ASSIGNMENT: Locate every line in the records below that contains the word "title", and copy each one.

AVAILABLE DATA:

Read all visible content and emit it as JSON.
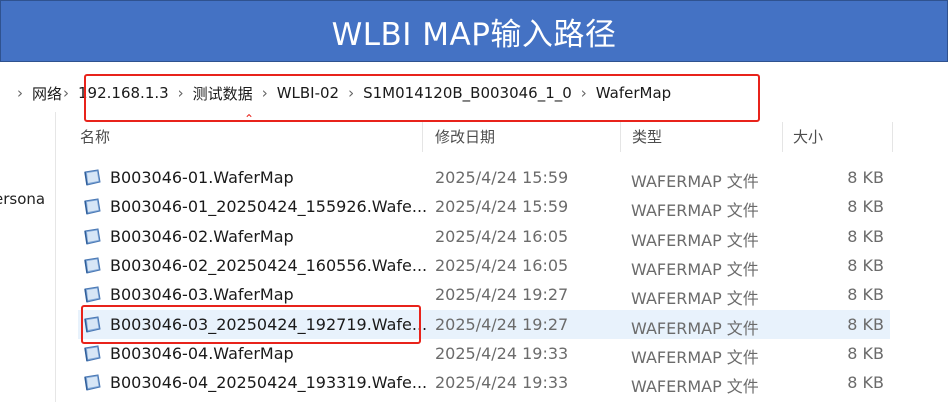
{
  "banner": {
    "title": "WLBI MAP输入路径"
  },
  "breadcrumb": {
    "items": [
      "网络",
      "192.168.1.3",
      "测试数据",
      "WLBI-02",
      "S1M014120B_B003046_1_0",
      "WaferMap"
    ]
  },
  "left_pane": {
    "partial_label": "ersona"
  },
  "columns": {
    "name": "名称",
    "modified": "修改日期",
    "type": "类型",
    "size": "大小"
  },
  "files": [
    {
      "name": "B003046-01.WaferMap",
      "modified": "2025/4/24 15:59",
      "type": "WAFERMAP 文件",
      "size": "8 KB"
    },
    {
      "name": "B003046-01_20250424_155926.Wafe...",
      "modified": "2025/4/24 15:59",
      "type": "WAFERMAP 文件",
      "size": "8 KB"
    },
    {
      "name": "B003046-02.WaferMap",
      "modified": "2025/4/24 16:05",
      "type": "WAFERMAP 文件",
      "size": "8 KB"
    },
    {
      "name": "B003046-02_20250424_160556.Wafe...",
      "modified": "2025/4/24 16:05",
      "type": "WAFERMAP 文件",
      "size": "8 KB"
    },
    {
      "name": "B003046-03.WaferMap",
      "modified": "2025/4/24 19:27",
      "type": "WAFERMAP 文件",
      "size": "8 KB"
    },
    {
      "name": "B003046-03_20250424_192719.Wafe...",
      "modified": "2025/4/24 19:27",
      "type": "WAFERMAP 文件",
      "size": "8 KB"
    },
    {
      "name": "B003046-04.WaferMap",
      "modified": "2025/4/24 19:33",
      "type": "WAFERMAP 文件",
      "size": "8 KB"
    },
    {
      "name": "B003046-04_20250424_193319.Wafe...",
      "modified": "2025/4/24 19:33",
      "type": "WAFERMAP 文件",
      "size": "8 KB"
    }
  ],
  "selected_index": 5,
  "colors": {
    "banner": "#4472c4",
    "highlight_box": "#e8231b",
    "selection": "#e8f2fc"
  },
  "icons": {
    "file": "wafermap-file-icon",
    "separator": "chevron-right-icon"
  }
}
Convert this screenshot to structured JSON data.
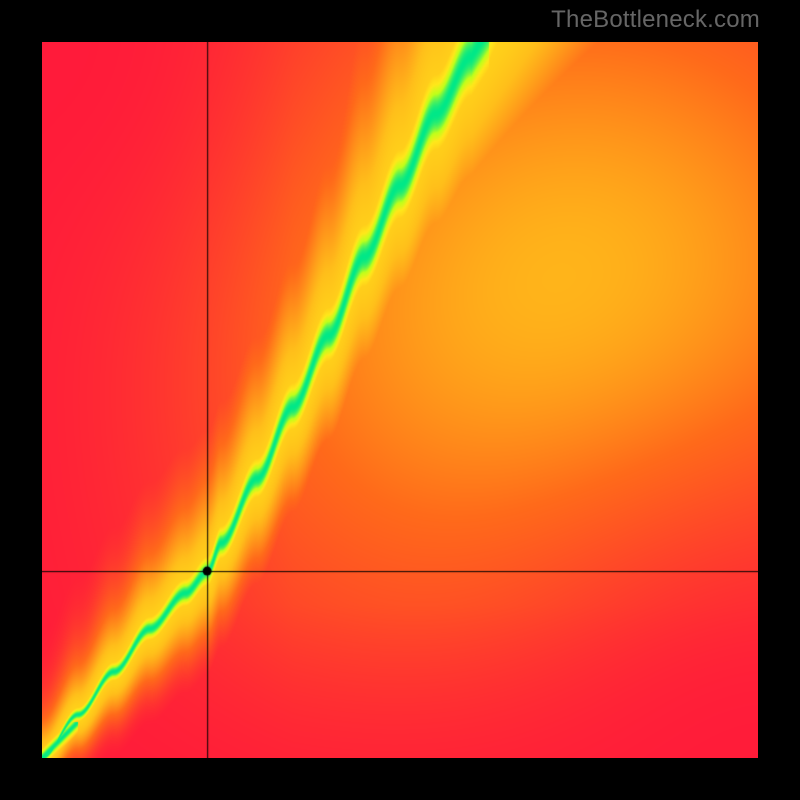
{
  "watermark": "TheBottleneck.com",
  "chart_data": {
    "type": "heatmap",
    "title": "",
    "xlabel": "",
    "ylabel": "",
    "xlim": [
      0,
      1
    ],
    "ylim": [
      0,
      1
    ],
    "crosshair": {
      "x": 0.231,
      "y": 0.74
    },
    "marker": {
      "x": 0.231,
      "y": 0.74
    },
    "ridge": {
      "description": "Optimal-match ridge (green) from bottom-left toward upper-center; steepens with x.",
      "points_xy": [
        [
          0.0,
          1.0
        ],
        [
          0.05,
          0.94
        ],
        [
          0.1,
          0.88
        ],
        [
          0.15,
          0.82
        ],
        [
          0.2,
          0.77
        ],
        [
          0.231,
          0.74
        ],
        [
          0.25,
          0.7
        ],
        [
          0.3,
          0.61
        ],
        [
          0.35,
          0.51
        ],
        [
          0.4,
          0.41
        ],
        [
          0.45,
          0.3
        ],
        [
          0.5,
          0.2
        ],
        [
          0.55,
          0.1
        ],
        [
          0.6,
          0.02
        ]
      ]
    },
    "colormap": {
      "stops": [
        {
          "t": 0.0,
          "hex": "#ff1a3a"
        },
        {
          "t": 0.35,
          "hex": "#ff6a1a"
        },
        {
          "t": 0.6,
          "hex": "#ffbf1a"
        },
        {
          "t": 0.8,
          "hex": "#ffe81a"
        },
        {
          "t": 0.9,
          "hex": "#c0ff1a"
        },
        {
          "t": 1.0,
          "hex": "#00e888"
        }
      ],
      "note": "t is normalized match score; 1.0 is on-ridge (green)."
    },
    "field": {
      "red_corners": [
        "top-left",
        "bottom-right"
      ],
      "orange_yellow_regions": [
        "right half broad plateau ~0.55 score",
        "band around ridge ~0.80-0.90"
      ],
      "green_region": "narrow band along ridge, widening at top"
    }
  }
}
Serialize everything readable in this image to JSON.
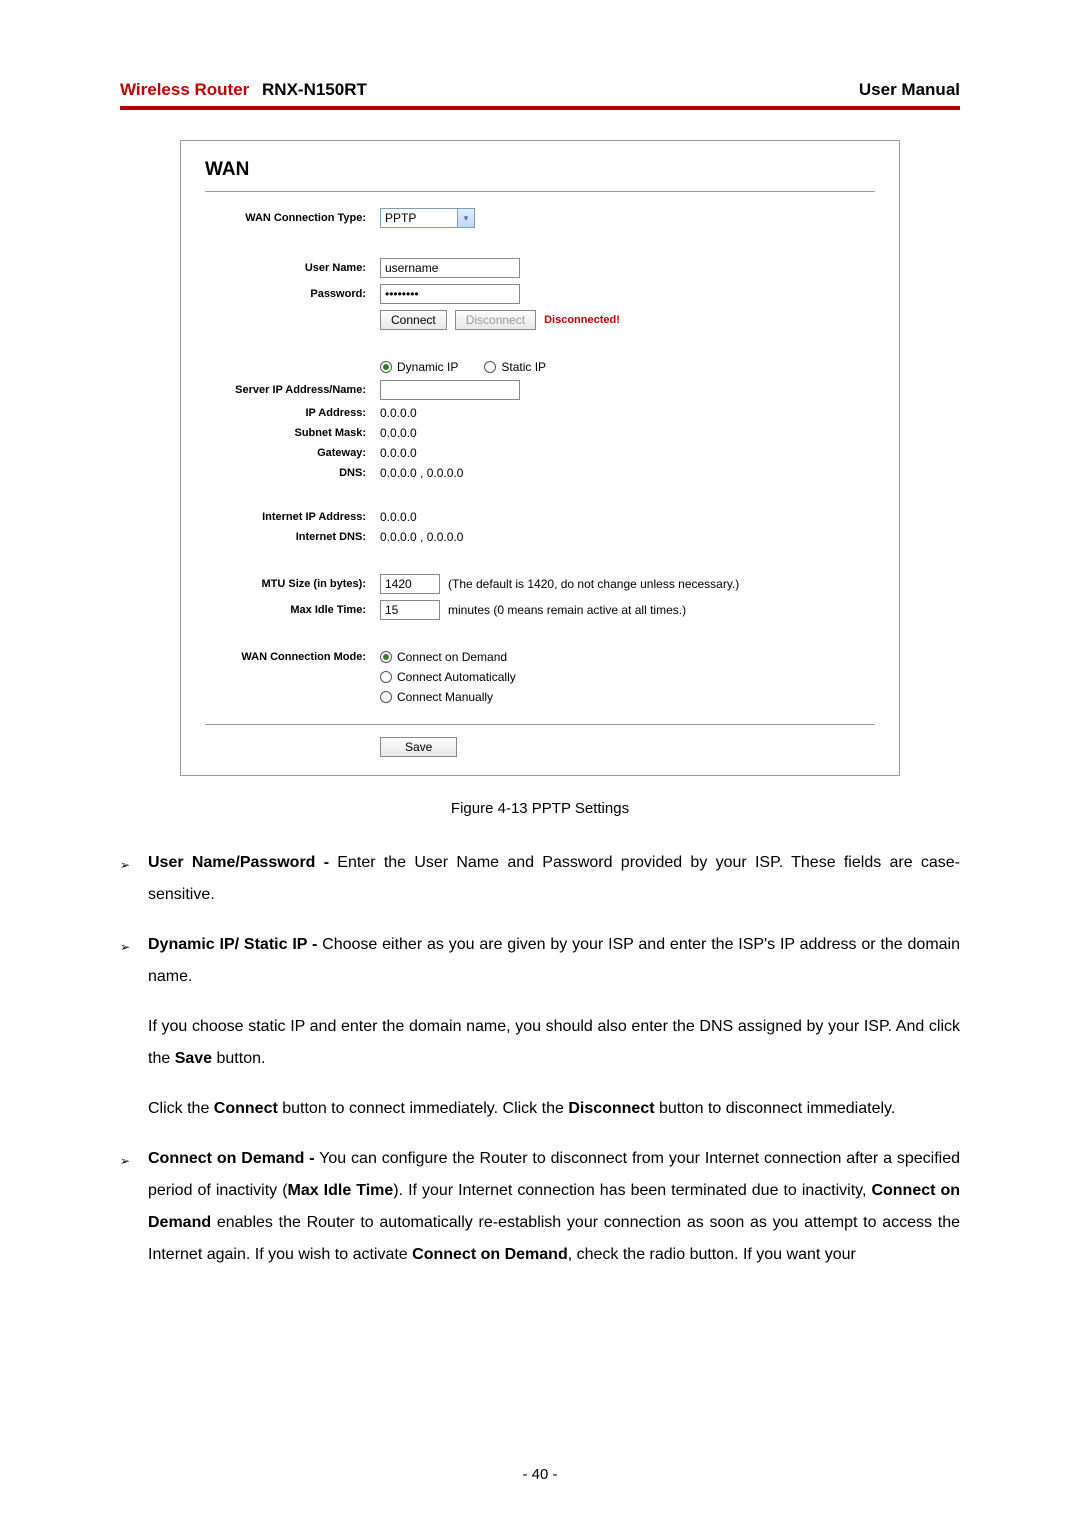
{
  "header": {
    "router_label": "Wireless Router",
    "model": "RNX-N150RT",
    "right": "User Manual"
  },
  "panel": {
    "title": "WAN",
    "wan_conn_type_label": "WAN Connection Type:",
    "wan_conn_type_value": "PPTP",
    "username_label": "User Name:",
    "username_value": "username",
    "password_label": "Password:",
    "password_value": "••••••••",
    "connect_btn": "Connect",
    "disconnect_btn": "Disconnect",
    "status": "Disconnected!",
    "ip_mode": {
      "dynamic": "Dynamic IP",
      "static": "Static IP"
    },
    "server_ip_label": "Server IP Address/Name:",
    "server_ip_value": "",
    "ip_address_label": "IP Address:",
    "ip_address_value": "0.0.0.0",
    "subnet_label": "Subnet Mask:",
    "subnet_value": "0.0.0.0",
    "gateway_label": "Gateway:",
    "gateway_value": "0.0.0.0",
    "dns_label": "DNS:",
    "dns_value": "0.0.0.0 , 0.0.0.0",
    "internet_ip_label": "Internet IP Address:",
    "internet_ip_value": "0.0.0.0",
    "internet_dns_label": "Internet DNS:",
    "internet_dns_value": "0.0.0.0 , 0.0.0.0",
    "mtu_label": "MTU Size (in bytes):",
    "mtu_value": "1420",
    "mtu_hint": "(The default is 1420, do not change unless necessary.)",
    "maxidle_label": "Max Idle Time:",
    "maxidle_value": "15",
    "maxidle_hint": "minutes (0 means remain active at all times.)",
    "conn_mode_label": "WAN Connection Mode:",
    "conn_mode": {
      "demand": "Connect on Demand",
      "auto": "Connect Automatically",
      "manual": "Connect Manually"
    },
    "save_btn": "Save"
  },
  "caption": "Figure 4-13    PPTP Settings",
  "bullets": {
    "b1_bold": "User Name/Password -",
    "b1_rest": " Enter the User Name and Password provided by your ISP. These fields are case-sensitive.",
    "b2_bold": "Dynamic IP/ Static IP -",
    "b2_rest": " Choose either as you are given by your ISP and enter the ISP's IP address or the domain name.",
    "p1_a": "If you choose static IP and enter the domain name, you should also enter the DNS assigned by your ISP. And click the ",
    "p1_b": "Save",
    "p1_c": " button.",
    "p2_a": "Click the ",
    "p2_b": "Connect",
    "p2_c": " button to connect immediately. Click the ",
    "p2_d": "Disconnect",
    "p2_e": " button to disconnect immediately.",
    "b3_bold": "Connect on Demand -",
    "b3_a": " You can configure the Router to disconnect from your Internet connection after a specified period of inactivity (",
    "b3_b": "Max Idle Time",
    "b3_c": "). If your Internet connection has been terminated due to inactivity, ",
    "b3_d": "Connect on Demand",
    "b3_e": " enables the Router to automatically re-establish your connection as soon as you attempt to access the Internet again. If you wish to activate ",
    "b3_f": "Connect on Demand",
    "b3_g": ", check the radio button. If you want your"
  },
  "pagenum": "- 40 -"
}
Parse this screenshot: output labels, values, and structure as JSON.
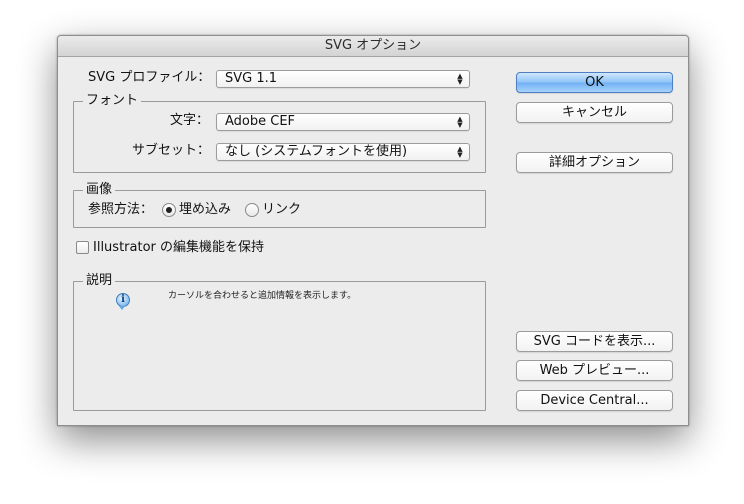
{
  "window": {
    "title": "SVG オプション"
  },
  "profile": {
    "label": "SVG プロファイル：",
    "value": "SVG 1.1"
  },
  "font_group": {
    "legend": "フォント",
    "char_label": "文字：",
    "char_value": "Adobe CEF",
    "subset_label": "サブセット：",
    "subset_value": "なし (システムフォントを使用)"
  },
  "image_group": {
    "legend": "画像",
    "method_label": "参照方法：",
    "embed_label": "埋め込み",
    "link_label": "リンク",
    "selected": "embed"
  },
  "preserve_checkbox": {
    "label": "Illustrator の編集機能を保持",
    "checked": false
  },
  "description_group": {
    "legend": "説明",
    "text": "カーソルを合わせると追加情報を表示します。",
    "icon": "info-icon"
  },
  "buttons": {
    "ok": "OK",
    "cancel": "キャンセル",
    "advanced": "詳細オプション",
    "show_code": "SVG コードを表示...",
    "web_preview": "Web プレビュー...",
    "device_central": "Device Central..."
  },
  "colors": {
    "default_button": "#8ec3f7",
    "window_bg": "#ececec"
  }
}
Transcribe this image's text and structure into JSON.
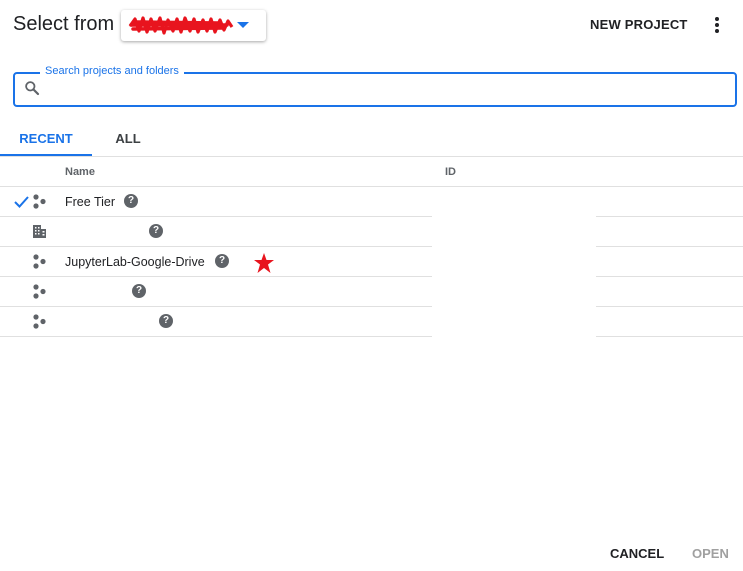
{
  "header": {
    "title": "Select from",
    "new_project_label": "NEW PROJECT"
  },
  "search": {
    "label": "Search projects and folders",
    "value": ""
  },
  "tabs": [
    {
      "label": "RECENT",
      "active": true
    },
    {
      "label": "ALL",
      "active": false
    }
  ],
  "table": {
    "columns": [
      "Name",
      "ID"
    ],
    "rows": [
      {
        "selected": true,
        "icon": "project-icon",
        "name": "Free Tier",
        "id": ""
      },
      {
        "selected": false,
        "icon": "organization-icon",
        "name": "",
        "id": ""
      },
      {
        "selected": false,
        "icon": "project-icon",
        "name": "JupyterLab-Google-Drive",
        "id": ""
      },
      {
        "selected": false,
        "icon": "project-icon",
        "name": "",
        "id": ""
      },
      {
        "selected": false,
        "icon": "project-icon",
        "name": "",
        "id": ""
      }
    ]
  },
  "footer": {
    "cancel_label": "CANCEL",
    "open_label": "OPEN"
  },
  "colors": {
    "accent": "#1a73e8",
    "redaction": "#e8141e",
    "text": "#202124",
    "disabled": "#a0a0a0"
  }
}
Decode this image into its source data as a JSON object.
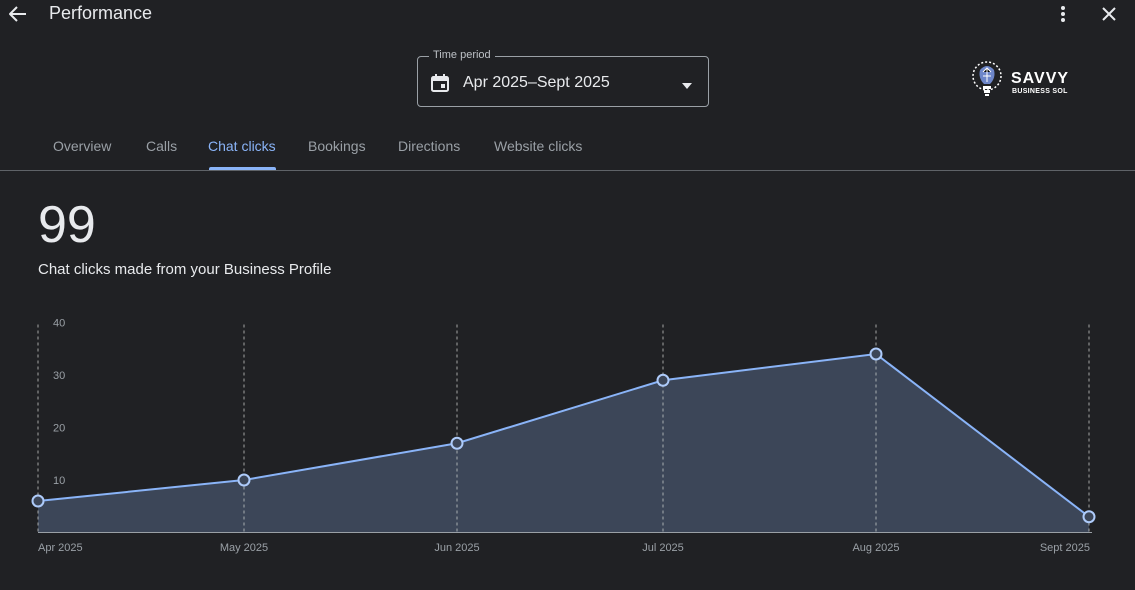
{
  "header": {
    "title": "Performance",
    "back_icon": "arrow-back-icon",
    "more_icon": "more-vert-icon",
    "close_icon": "close-icon"
  },
  "period": {
    "label": "Time period",
    "value": "Apr 2025–Sept 2025",
    "icon": "calendar-icon"
  },
  "logo": {
    "name": "SAVVY",
    "sub": "BUSINESS SOL"
  },
  "tabs": [
    {
      "label": "Overview",
      "active": false
    },
    {
      "label": "Calls",
      "active": false
    },
    {
      "label": "Chat clicks",
      "active": true
    },
    {
      "label": "Bookings",
      "active": false
    },
    {
      "label": "Directions",
      "active": false
    },
    {
      "label": "Website clicks",
      "active": false
    }
  ],
  "metric": {
    "value": "99",
    "description": "Chat clicks made from your Business Profile"
  },
  "colors": {
    "background": "#202124",
    "accent": "#8ab4f8",
    "area_fill": "#3c4658",
    "line": "#8ab4f8"
  },
  "chart_data": {
    "type": "area",
    "x": [
      "Apr 2025",
      "May 2025",
      "Jun 2025",
      "Jul 2025",
      "Aug 2025",
      "Sept 2025"
    ],
    "series": [
      {
        "values": [
          6,
          10,
          17,
          29,
          34,
          3
        ]
      }
    ],
    "yticks": [
      10,
      20,
      30,
      40
    ],
    "ylim": [
      0,
      40
    ],
    "xlabel": "",
    "ylabel": "",
    "grid": "vertical-dashed"
  }
}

OUTPUT OF THE EXERCISE:
    "title": "WLBI MAP输入路径"
    "title": "",
    "title": "WAN",
    "title": "SVG オプション"
    "title": "Select from",
    "title": "Performance",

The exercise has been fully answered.